Task prompt> For each entry below, write an exact copy and leave out the images.

(Data extracted from a collection)

***

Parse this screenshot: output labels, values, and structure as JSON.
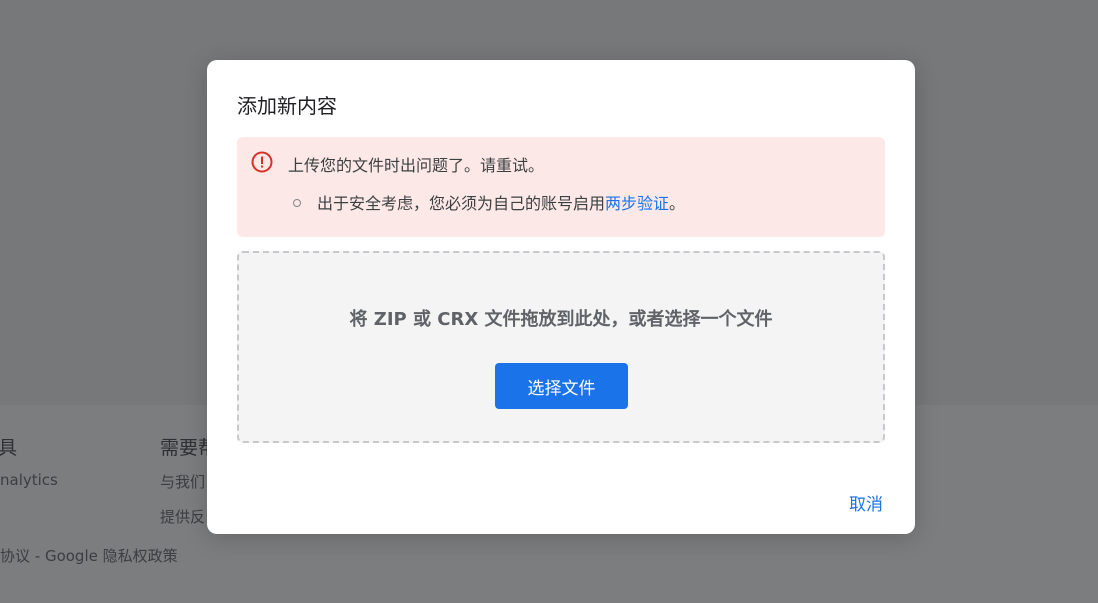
{
  "background": {
    "footer": {
      "col1_heading": "具",
      "col1_link1": "nalytics",
      "col2_heading": "需要帮",
      "col2_link1": "与我们",
      "col2_link2": "提供反",
      "legal": "协议 - Google 隐私权政策"
    }
  },
  "dialog": {
    "title": "添加新内容",
    "error": {
      "icon": "error-circle-icon",
      "message": "上传您的文件时出问题了。请重试。",
      "detail_prefix": "出于安全考虑，您必须为自己的账号启用",
      "detail_link": "两步验证",
      "detail_suffix": "。"
    },
    "dropzone": {
      "text": "将 ZIP 或 CRX 文件拖放到此处，或者选择一个文件",
      "button_label": "选择文件"
    },
    "cancel_label": "取消"
  },
  "colors": {
    "accent": "#1a73e8",
    "error_bg": "#fce8e6",
    "error_icon": "#d93025",
    "overlay": "#77787a"
  }
}
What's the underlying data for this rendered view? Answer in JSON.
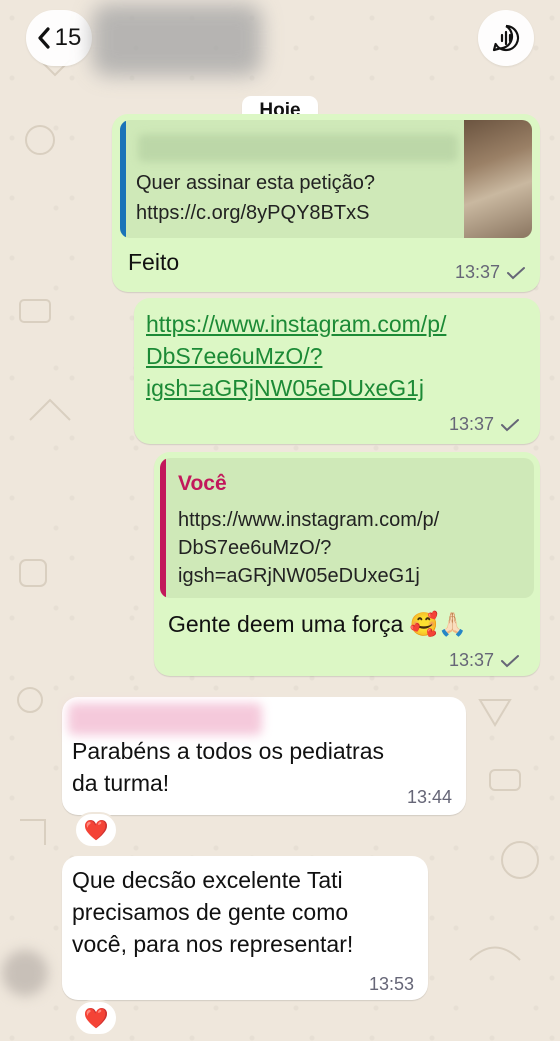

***

Answer to the exercise>
Parse this screenshot: output labels, values, and structure as JSON.
{
  "background": {
    "footer": {
      "col1_heading": "具",
      "col1_link1": "nalytics",
      "col2_heading": "需要帮",
      "col2_link1": "与我们",
      "col2_link2": "提供反",
      "legal": "协议 - Google 隐私权政策"
    }
  },
  "dialog": {
    "title": "添加新内容",
    "error": {
      "icon": "error-circle-icon",
      "message": "上传您的文件时出问题了。请重试。",
      "detail_prefix": "出于安全考虑，您必须为自己的账号启用",
      "detail_link": "两步验证",
      "detail_suffix": "。"
    },
    "dropzone": {
      "text": "将 ZIP 或 CRX 文件拖放到此处，或者选择一个文件",
      "button_label": "选择文件"
    },
    "cancel_label": "取消"
  },
  "colors": {
    "accent": "#1a73e8",
    "error_bg": "#fce8e6",
    "error_icon": "#d93025",
    "overlay": "#77787a"
  }
}
What's the underlying data for this rendered view? Answer in JSON.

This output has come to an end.